_What to produce_
Count the lines below containing "progress"; state the number only.

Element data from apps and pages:
+++++

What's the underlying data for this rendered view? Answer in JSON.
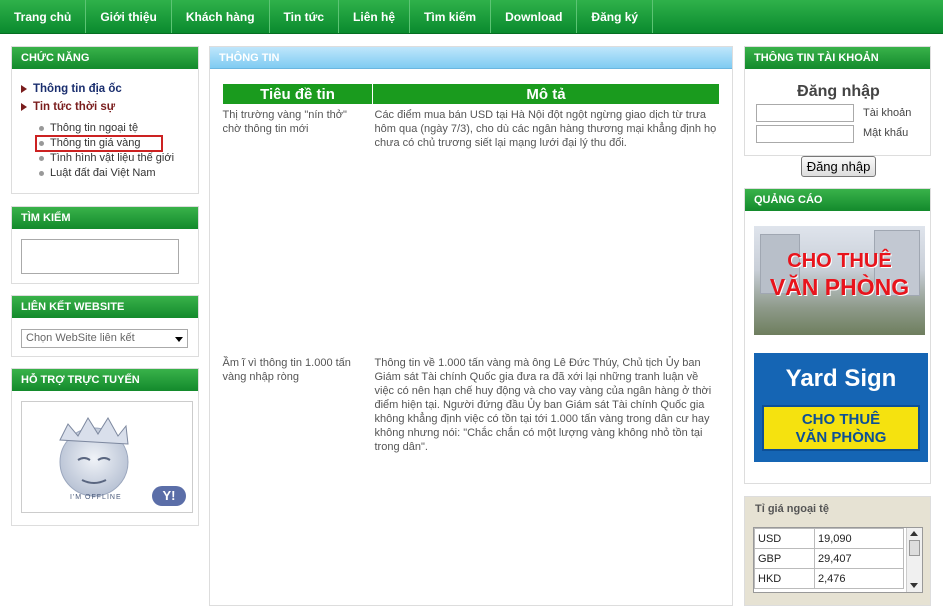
{
  "nav": [
    "Trang chủ",
    "Giới thiệu",
    "Khách hàng",
    "Tin tức",
    "Liên hệ",
    "Tìm kiếm",
    "Download",
    "Đăng ký"
  ],
  "left": {
    "chuc_nang": {
      "title": "CHỨC NĂNG",
      "main_links": [
        "Thông tin địa ốc",
        "Tin tức thời sự"
      ],
      "sub_links": [
        "Thông tin ngoại tệ",
        "Thông tin giá vàng",
        "Tình hình vật liệu thế giới",
        "Luật đất đai Việt Nam"
      ]
    },
    "tim_kiem": {
      "title": "TÌM KIẾM"
    },
    "lien_ket": {
      "title": "LIÊN KẾT WEBSITE",
      "select_value": "Chọn WebSite liên kết"
    },
    "ho_tro": {
      "title": "HỖ TRỢ TRỰC TUYẾN",
      "status_text": "I'M OFFLINE",
      "yahoo": "Y!"
    }
  },
  "main": {
    "title": "THÔNG TIN",
    "headers": [
      "Tiêu đề tin",
      "Mô tả"
    ],
    "rows": [
      {
        "title": "Thị trường vàng \"nín thở\" chờ thông tin mới",
        "desc": "Các điểm mua bán USD tại Hà Nội đột ngột ngừng giao dịch từ trưa hôm qua (ngày 7/3), cho dù các ngân hàng thương mại khẳng định họ chưa có chủ trương siết lại mạng lưới đại lý thu đổi."
      },
      {
        "title": "Ầm ĩ vì thông tin 1.000 tấn vàng nhập ròng",
        "desc": "Thông tin về 1.000 tấn vàng mà ông Lê Đức Thúy, Chủ tịch Ủy ban Giám sát Tài chính Quốc gia đưa ra đã xới lại những tranh luận về việc có nên hạn chế huy động và cho vay vàng của ngân hàng ở thời điểm hiện tại. Người đứng đầu Ủy ban Giám sát Tài chính Quốc gia không khẳng định việc có tồn tại tới 1.000 tấn vàng trong dân cư hay không nhưng nói: \"Chắc chắn có một lượng vàng không nhỏ tồn tại trong dân\"."
      }
    ]
  },
  "right": {
    "account": {
      "title": "THÔNG TIN TÀI KHOẢN",
      "heading": "Đăng nhập",
      "user_label": "Tài khoản",
      "pass_label": "Mật khẩu",
      "button": "Đăng nhập"
    },
    "ads": {
      "title": "QUẢNG CÁO",
      "ad1_line1": "CHO THUÊ",
      "ad1_line2": "VĂN PHÒNG",
      "ad2_brand": "Yard Sign",
      "ad2_line1": "CHO THUÊ",
      "ad2_line2": "VĂN PHÒNG"
    },
    "fx": {
      "title": "Tỉ giá ngoại tệ",
      "rows": [
        [
          "USD",
          "19,090"
        ],
        [
          "GBP",
          "29,407"
        ],
        [
          "HKD",
          "2,476"
        ]
      ]
    }
  },
  "colors": {
    "green": "#1a9b1e",
    "blue_header": "#7fcbf2",
    "highlight": "#cc2222"
  }
}
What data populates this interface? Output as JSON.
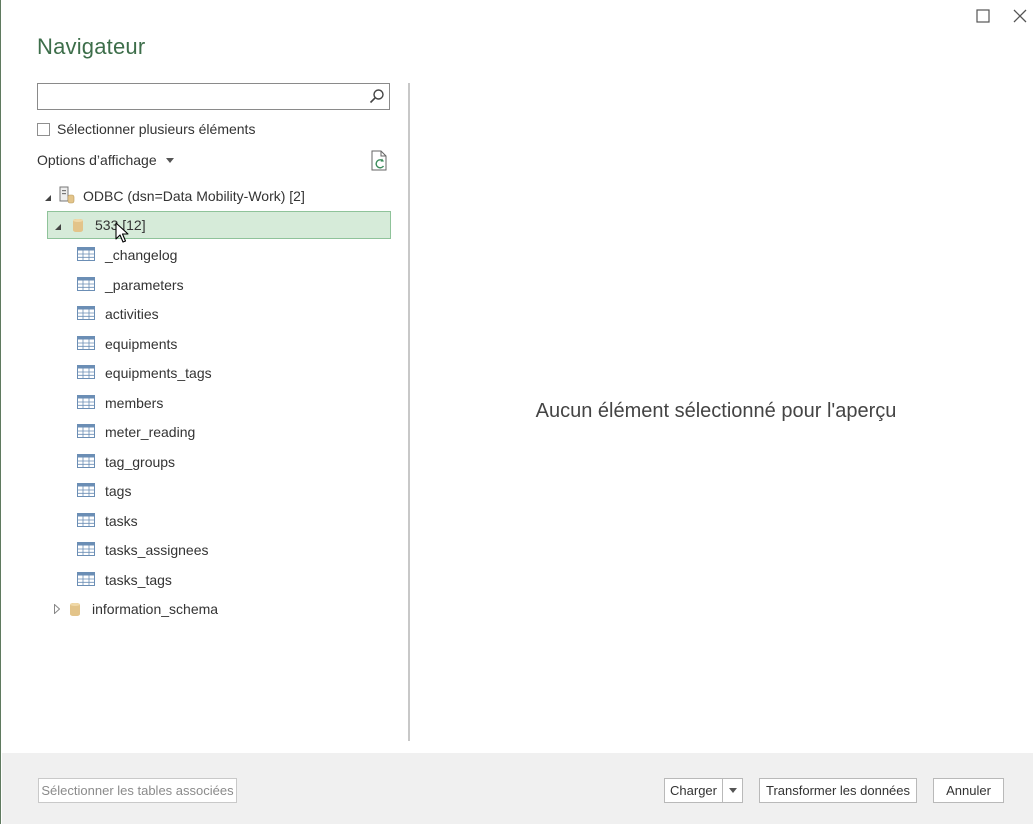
{
  "window": {
    "title": "Navigateur",
    "maximize_icon": "maximize-icon",
    "close_icon": "close-icon"
  },
  "search": {
    "value": "",
    "placeholder": "",
    "icon": "search-icon"
  },
  "multi_select": {
    "label": "Sélectionner plusieurs éléments",
    "checked": false
  },
  "view_options": {
    "label": "Options d’affichage",
    "refresh_icon": "refresh-icon"
  },
  "tree": {
    "root": {
      "label": "ODBC (dsn=Data Mobility-Work) [2]",
      "expanded": true,
      "icon": "odbc-server-icon"
    },
    "schemas": [
      {
        "label": "533 [12]",
        "expanded": true,
        "selected": true,
        "icon": "database-icon",
        "tables": [
          "_changelog",
          "_parameters",
          "activities",
          "equipments",
          "equipments_tags",
          "members",
          "meter_reading",
          "tag_groups",
          "tags",
          "tasks",
          "tasks_assignees",
          "tasks_tags"
        ]
      },
      {
        "label": "information_schema",
        "expanded": false,
        "selected": false,
        "icon": "database-icon"
      }
    ]
  },
  "preview": {
    "empty_message": "Aucun élément sélectionné pour l'aperçu"
  },
  "footer": {
    "select_related_label": "Sélectionner les tables associées",
    "load_label": "Charger",
    "transform_label": "Transformer les données",
    "cancel_label": "Annuler"
  },
  "colors": {
    "title": "#3d6e4a",
    "selection_bg": "#d6ebd9",
    "selection_border": "#8fc39a",
    "footer_bg": "#f0f0f0"
  }
}
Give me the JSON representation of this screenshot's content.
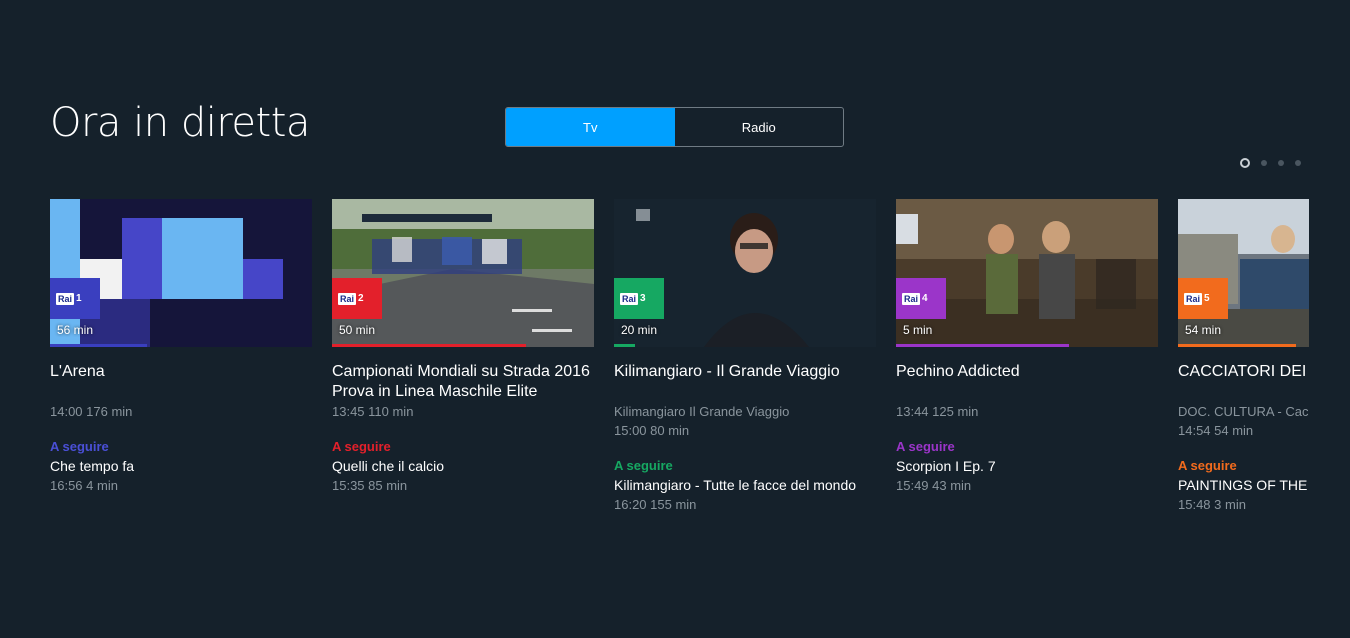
{
  "page_title": "Ora in diretta",
  "tabs": [
    {
      "label": "Tv",
      "active": true
    },
    {
      "label": "Radio",
      "active": false
    }
  ],
  "pagination": {
    "count": 4,
    "active": 0
  },
  "channels": [
    {
      "logo": "Rai",
      "number": "1",
      "color": "#3a3fbf",
      "duration": "56 min",
      "progress": 0.37,
      "title": "L'Arena",
      "subtitle": "",
      "meta": "14:00 176 min",
      "next_label": "A seguire",
      "next_title": "Che tempo fa",
      "next_meta": "16:56 4 min"
    },
    {
      "logo": "Rai",
      "number": "2",
      "color": "#e3202b",
      "duration": "50 min",
      "progress": 0.74,
      "title": "Campionati Mondiali su Strada 2016 Prova in Linea Maschile Elite",
      "subtitle": "",
      "meta": "13:45 110 min",
      "next_label": "A seguire",
      "next_title": "Quelli che il calcio",
      "next_meta": "15:35 85 min"
    },
    {
      "logo": "Rai",
      "number": "3",
      "color": "#16a862",
      "duration": "20 min",
      "progress": 0.08,
      "title": "Kilimangiaro - Il Grande Viaggio",
      "subtitle": "Kilimangiaro Il Grande Viaggio",
      "meta": "15:00 80 min",
      "next_label": "A seguire",
      "next_title": "Kilimangiaro - Tutte le facce del mondo",
      "next_meta": "16:20 155 min"
    },
    {
      "logo": "Rai",
      "number": "4",
      "color": "#9b35c9",
      "duration": "5 min",
      "progress": 0.66,
      "title": "Pechino Addicted",
      "subtitle": "",
      "meta": "13:44 125 min",
      "next_label": "A seguire",
      "next_title": "Scorpion I Ep. 7",
      "next_meta": "15:49 43 min"
    },
    {
      "logo": "Rai",
      "number": "5",
      "color": "#f26b1d",
      "duration": "54 min",
      "progress": 0.45,
      "title": "CACCIATORI DEI M",
      "subtitle": "DOC. CULTURA - Cacc",
      "meta": "14:54 54 min",
      "next_label": "A seguire",
      "next_title": "PAINTINGS OF THE V",
      "next_meta": "15:48 3 min"
    }
  ]
}
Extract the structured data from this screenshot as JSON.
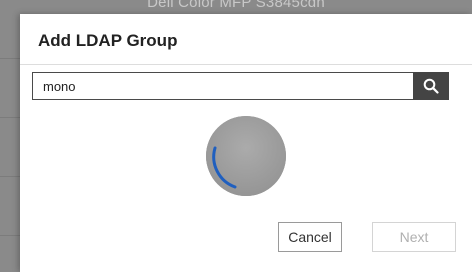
{
  "background": {
    "title": "Dell Color MFP S3845cdn"
  },
  "dialog": {
    "title": "Add LDAP Group",
    "search": {
      "value": "mono",
      "icon": "search-icon"
    },
    "loading": {
      "icon": "spinner-icon"
    },
    "buttons": {
      "cancel": "Cancel",
      "next": "Next"
    }
  },
  "colors": {
    "accent": "#1f5fbf",
    "search_button": "#444444",
    "spinner_fill": "#9e9e9e"
  }
}
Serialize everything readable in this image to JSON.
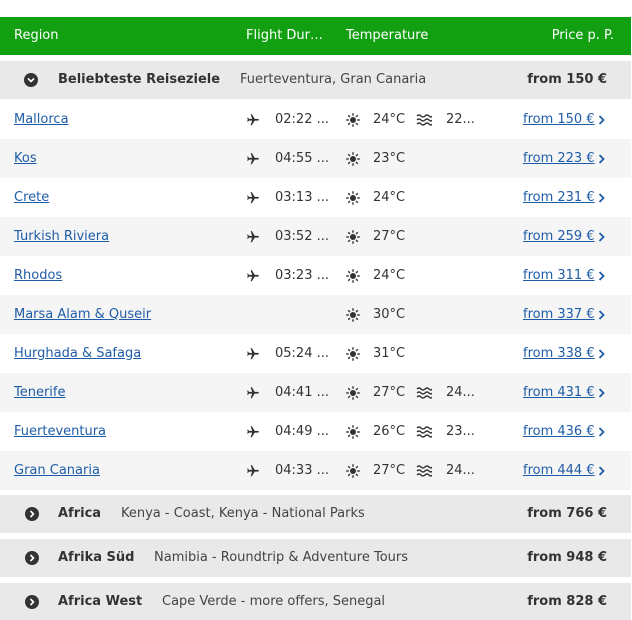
{
  "header": {
    "region": "Region",
    "flight": "Flight Duration",
    "temperature": "Temperature",
    "price": "Price p. P."
  },
  "groups": [
    {
      "name": "Beliebteste Reiseziele",
      "subtitle": "Fuerteventura, Gran Canaria",
      "price": "from 150 €",
      "expanded": true
    },
    {
      "name": "Africa",
      "subtitle": "Kenya - Coast, Kenya - National Parks",
      "price": "from 766 €",
      "expanded": false
    },
    {
      "name": "Afrika Süd",
      "subtitle": "Namibia - Roundtrip & Adventure Tours",
      "price": "from 948 €",
      "expanded": false
    },
    {
      "name": "Africa West",
      "subtitle": "Cape Verde - more offers, Senegal",
      "price": "from 828 €",
      "expanded": false
    }
  ],
  "rows": [
    {
      "name": "Mallorca",
      "flight": "02:22 ...",
      "temp": "24°C",
      "water": "22...",
      "price": "from 150 €"
    },
    {
      "name": "Kos",
      "flight": "04:55 ...",
      "temp": "23°C",
      "water": "",
      "price": "from 223 €"
    },
    {
      "name": "Crete",
      "flight": "03:13 ...",
      "temp": "24°C",
      "water": "",
      "price": "from 231 €"
    },
    {
      "name": "Turkish Riviera",
      "flight": "03:52 ...",
      "temp": "27°C",
      "water": "",
      "price": "from 259 €"
    },
    {
      "name": "Rhodos",
      "flight": "03:23 ...",
      "temp": "24°C",
      "water": "",
      "price": "from 311 €"
    },
    {
      "name": "Marsa Alam & Quseir",
      "flight": "",
      "temp": "30°C",
      "water": "",
      "price": "from 337 €"
    },
    {
      "name": "Hurghada & Safaga",
      "flight": "05:24 ...",
      "temp": "31°C",
      "water": "",
      "price": "from 338 €"
    },
    {
      "name": "Tenerife",
      "flight": "04:41 ...",
      "temp": "27°C",
      "water": "24...",
      "price": "from 431 €"
    },
    {
      "name": "Fuerteventura",
      "flight": "04:49 ...",
      "temp": "26°C",
      "water": "23...",
      "price": "from 436 €"
    },
    {
      "name": "Gran Canaria",
      "flight": "04:33 ...",
      "temp": "27°C",
      "water": "24...",
      "price": "from 444 €"
    }
  ],
  "icons": {
    "flight": "airplane-icon",
    "temperature": "sun-icon",
    "water": "waves-icon",
    "group_toggle": "chevron-circle-icon",
    "price_link": "chevron-right-icon"
  },
  "colors": {
    "header_bg": "#12a012",
    "link": "#1f5ca8",
    "group_bg": "#e9e9e9",
    "row_alt_bg": "#f5f5f5"
  }
}
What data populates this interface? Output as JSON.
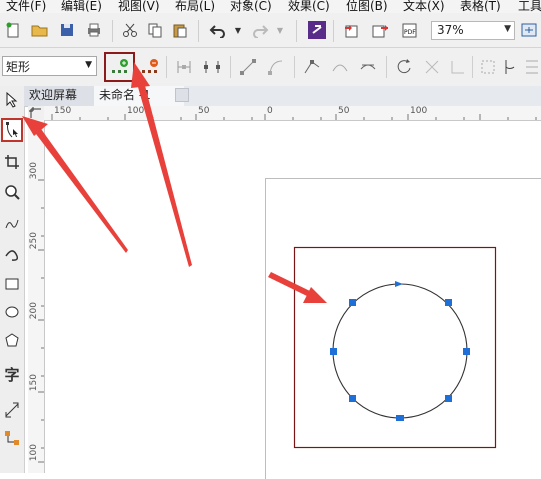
{
  "menu": {
    "items": [
      "文件(F)",
      "编辑(E)",
      "视图(V)",
      "布局(L)",
      "对象(C)",
      "效果(C)",
      "位图(B)",
      "文本(X)",
      "表格(T)",
      "工具"
    ]
  },
  "toolbar": {
    "zoom": "37%",
    "icons": [
      "new-icon",
      "open-icon",
      "save-icon",
      "print-icon",
      "cut-icon",
      "copy-icon",
      "paste-icon",
      "undo-icon",
      "redo-icon",
      "search-content-icon",
      "import-icon",
      "export-icon",
      "publish-pdf-icon",
      "zoom-icon",
      "full-screen-icon"
    ]
  },
  "property_bar": {
    "shape_selector": "矩形",
    "icons": [
      "add-node-icon",
      "delete-node-icon",
      "join-nodes-icon",
      "break-curve-icon",
      "to-line-icon",
      "to-curve-icon",
      "cusp-node-icon",
      "smooth-node-icon",
      "symmetrical-node-icon",
      "reverse-direction-icon",
      "extend-curve-icon",
      "extract-subpath-icon",
      "stretch-nodes-icon",
      "rotate-nodes-icon",
      "align-nodes-icon",
      "select-all-nodes-icon"
    ]
  },
  "tabs": {
    "welcome": "欢迎屏幕",
    "untitled": "未命名 -1"
  },
  "rulers": {
    "horizontal": [
      "150",
      "100",
      "50",
      "0",
      "50",
      "100"
    ],
    "vertical": [
      "300",
      "250",
      "200",
      "150",
      "100"
    ]
  },
  "toolbox": {
    "text_tool": "字"
  },
  "colors": {
    "selection_box": "#7a1515",
    "node_handle": "#1f6fd6",
    "annotation_arrow": "#e8413b"
  }
}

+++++

_Task solution_
5